+++ GIVEN RECORDS +++
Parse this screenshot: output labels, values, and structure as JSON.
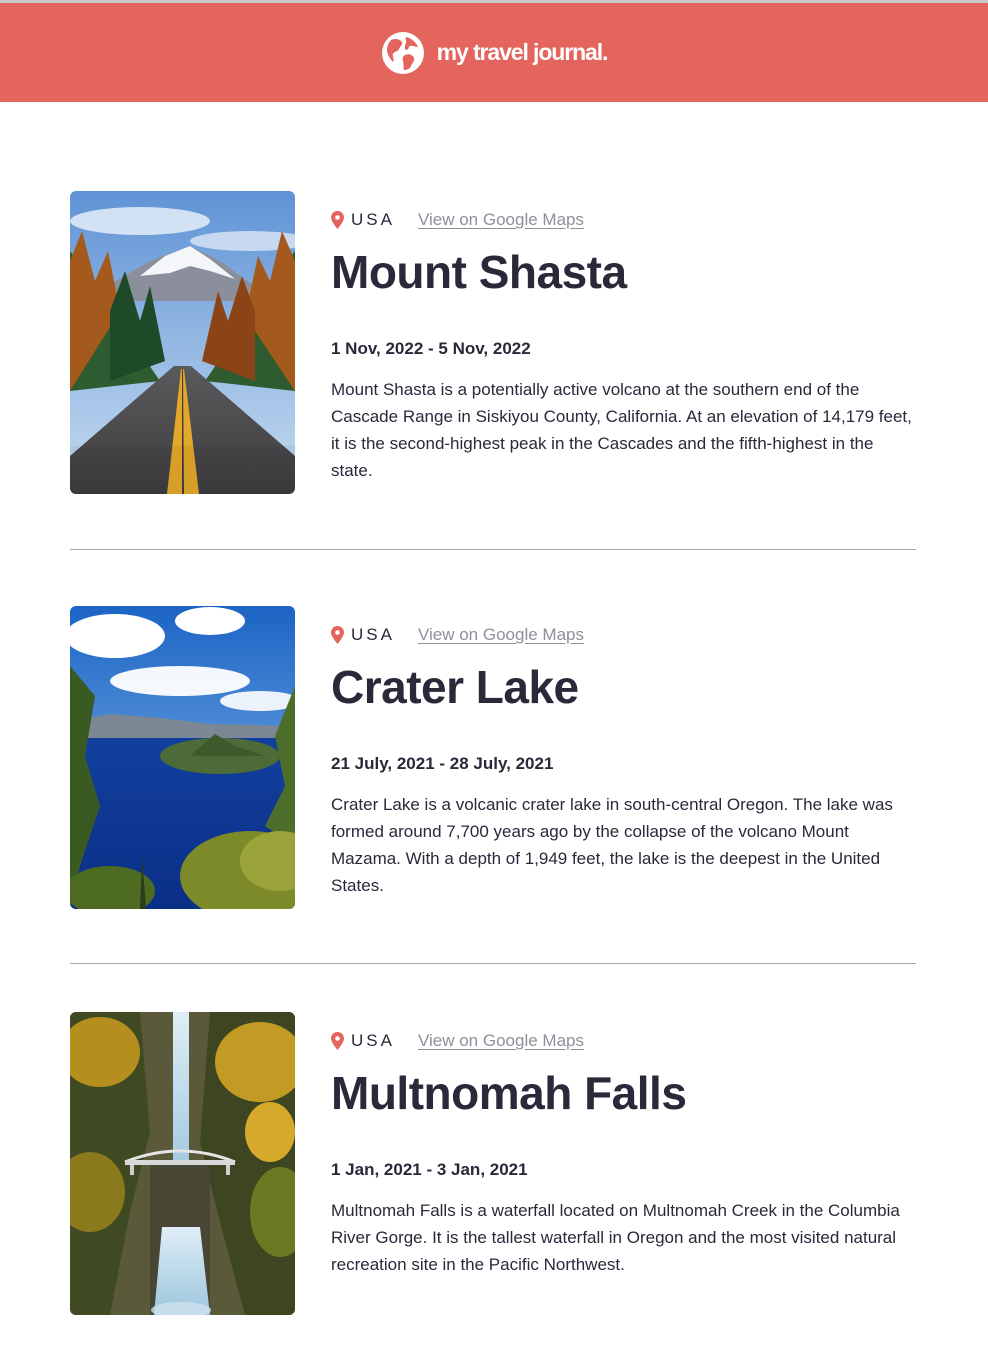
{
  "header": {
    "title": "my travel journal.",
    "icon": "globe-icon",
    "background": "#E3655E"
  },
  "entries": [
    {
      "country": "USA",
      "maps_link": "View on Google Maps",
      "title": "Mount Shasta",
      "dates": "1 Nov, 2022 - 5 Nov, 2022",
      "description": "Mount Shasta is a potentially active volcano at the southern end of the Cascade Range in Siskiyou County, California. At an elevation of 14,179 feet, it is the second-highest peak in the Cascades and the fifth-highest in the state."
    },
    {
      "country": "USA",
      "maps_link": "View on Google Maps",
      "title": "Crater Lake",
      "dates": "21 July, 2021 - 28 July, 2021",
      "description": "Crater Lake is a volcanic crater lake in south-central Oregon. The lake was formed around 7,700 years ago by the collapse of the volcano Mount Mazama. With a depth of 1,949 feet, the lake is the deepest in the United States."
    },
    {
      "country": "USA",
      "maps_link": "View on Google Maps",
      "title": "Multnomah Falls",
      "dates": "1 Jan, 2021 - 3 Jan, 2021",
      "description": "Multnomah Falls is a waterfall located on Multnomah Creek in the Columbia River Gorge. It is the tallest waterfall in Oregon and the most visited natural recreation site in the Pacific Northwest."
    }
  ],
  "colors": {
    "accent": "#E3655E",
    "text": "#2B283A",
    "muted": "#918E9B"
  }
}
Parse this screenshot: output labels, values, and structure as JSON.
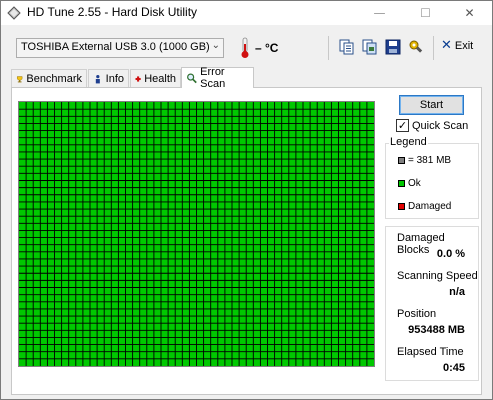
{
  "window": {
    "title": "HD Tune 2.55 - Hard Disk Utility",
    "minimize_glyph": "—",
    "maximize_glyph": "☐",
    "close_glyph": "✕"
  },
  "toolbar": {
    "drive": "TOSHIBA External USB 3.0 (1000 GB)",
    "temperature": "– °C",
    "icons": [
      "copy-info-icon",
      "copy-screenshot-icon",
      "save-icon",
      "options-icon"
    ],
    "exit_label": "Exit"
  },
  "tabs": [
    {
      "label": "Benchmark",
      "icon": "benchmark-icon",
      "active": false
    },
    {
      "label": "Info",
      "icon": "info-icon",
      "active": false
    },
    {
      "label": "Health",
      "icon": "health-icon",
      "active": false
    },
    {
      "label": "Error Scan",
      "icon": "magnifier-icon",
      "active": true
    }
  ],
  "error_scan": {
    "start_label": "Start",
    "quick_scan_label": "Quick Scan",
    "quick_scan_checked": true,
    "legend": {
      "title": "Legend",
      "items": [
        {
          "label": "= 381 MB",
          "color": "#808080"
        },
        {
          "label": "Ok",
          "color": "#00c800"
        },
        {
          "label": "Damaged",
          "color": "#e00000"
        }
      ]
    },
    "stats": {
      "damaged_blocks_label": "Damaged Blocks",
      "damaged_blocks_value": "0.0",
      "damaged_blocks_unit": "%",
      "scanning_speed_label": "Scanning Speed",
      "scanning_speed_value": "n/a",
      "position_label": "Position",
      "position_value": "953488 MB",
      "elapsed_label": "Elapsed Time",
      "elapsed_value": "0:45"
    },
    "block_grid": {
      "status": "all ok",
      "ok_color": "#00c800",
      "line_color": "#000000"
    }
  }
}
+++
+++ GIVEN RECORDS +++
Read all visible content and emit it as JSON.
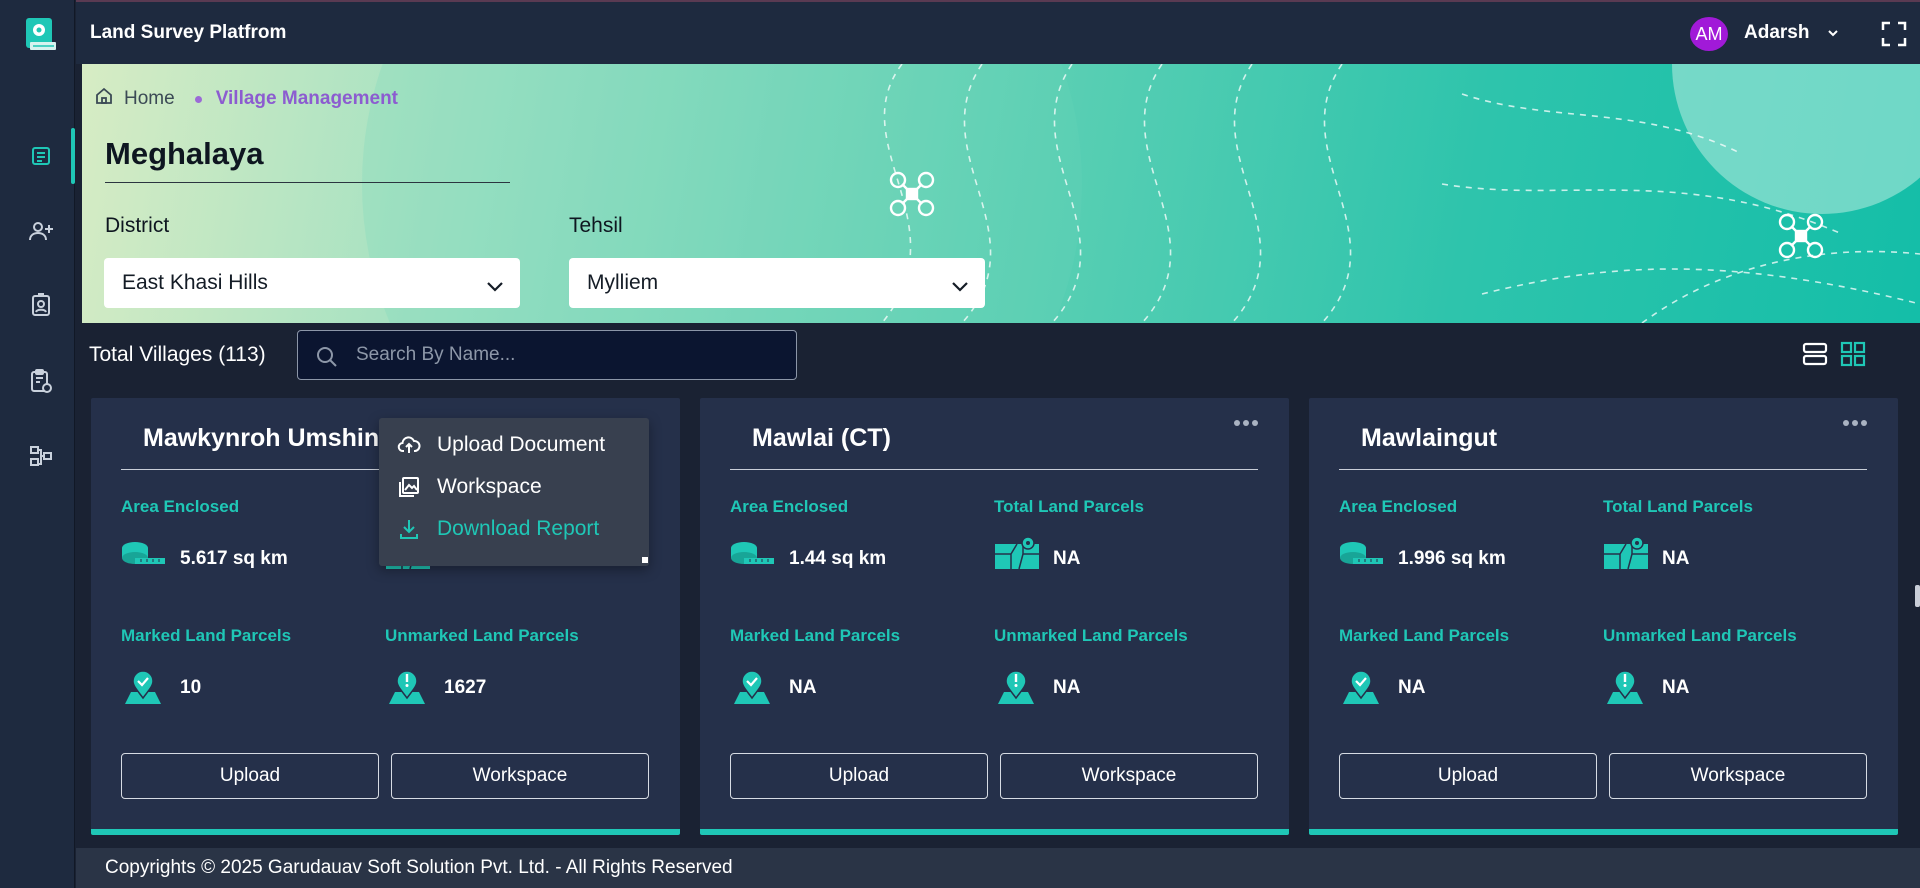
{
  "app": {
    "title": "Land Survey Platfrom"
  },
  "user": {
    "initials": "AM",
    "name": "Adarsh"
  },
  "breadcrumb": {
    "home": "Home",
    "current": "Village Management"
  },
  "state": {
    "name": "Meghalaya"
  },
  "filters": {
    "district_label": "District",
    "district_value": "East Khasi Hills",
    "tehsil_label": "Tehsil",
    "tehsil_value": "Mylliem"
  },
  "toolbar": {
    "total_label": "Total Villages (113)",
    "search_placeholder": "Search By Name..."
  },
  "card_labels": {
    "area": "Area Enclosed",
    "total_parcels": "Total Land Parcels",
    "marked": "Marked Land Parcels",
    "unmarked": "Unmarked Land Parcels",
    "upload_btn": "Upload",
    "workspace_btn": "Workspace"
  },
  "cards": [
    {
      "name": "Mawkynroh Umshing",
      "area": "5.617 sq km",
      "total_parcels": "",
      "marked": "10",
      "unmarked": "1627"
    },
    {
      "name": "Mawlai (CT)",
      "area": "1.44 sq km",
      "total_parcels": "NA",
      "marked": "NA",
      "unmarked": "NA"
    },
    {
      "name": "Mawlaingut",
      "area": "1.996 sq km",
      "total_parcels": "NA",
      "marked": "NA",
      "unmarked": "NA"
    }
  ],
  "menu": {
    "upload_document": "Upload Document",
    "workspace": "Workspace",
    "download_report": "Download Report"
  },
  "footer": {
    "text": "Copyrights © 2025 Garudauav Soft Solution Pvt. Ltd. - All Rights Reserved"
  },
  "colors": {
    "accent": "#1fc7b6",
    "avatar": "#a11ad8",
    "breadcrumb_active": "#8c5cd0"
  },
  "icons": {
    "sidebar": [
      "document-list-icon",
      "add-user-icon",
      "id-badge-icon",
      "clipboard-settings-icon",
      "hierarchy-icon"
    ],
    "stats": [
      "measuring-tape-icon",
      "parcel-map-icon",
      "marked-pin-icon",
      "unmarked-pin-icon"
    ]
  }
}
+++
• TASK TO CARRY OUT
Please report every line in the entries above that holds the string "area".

• WORKED SOLUTION
    "area": "Area Enclosed",
      "area": "5.617 sq km",
      "area": "1.44 sq km",
      "area": "1.996 sq km",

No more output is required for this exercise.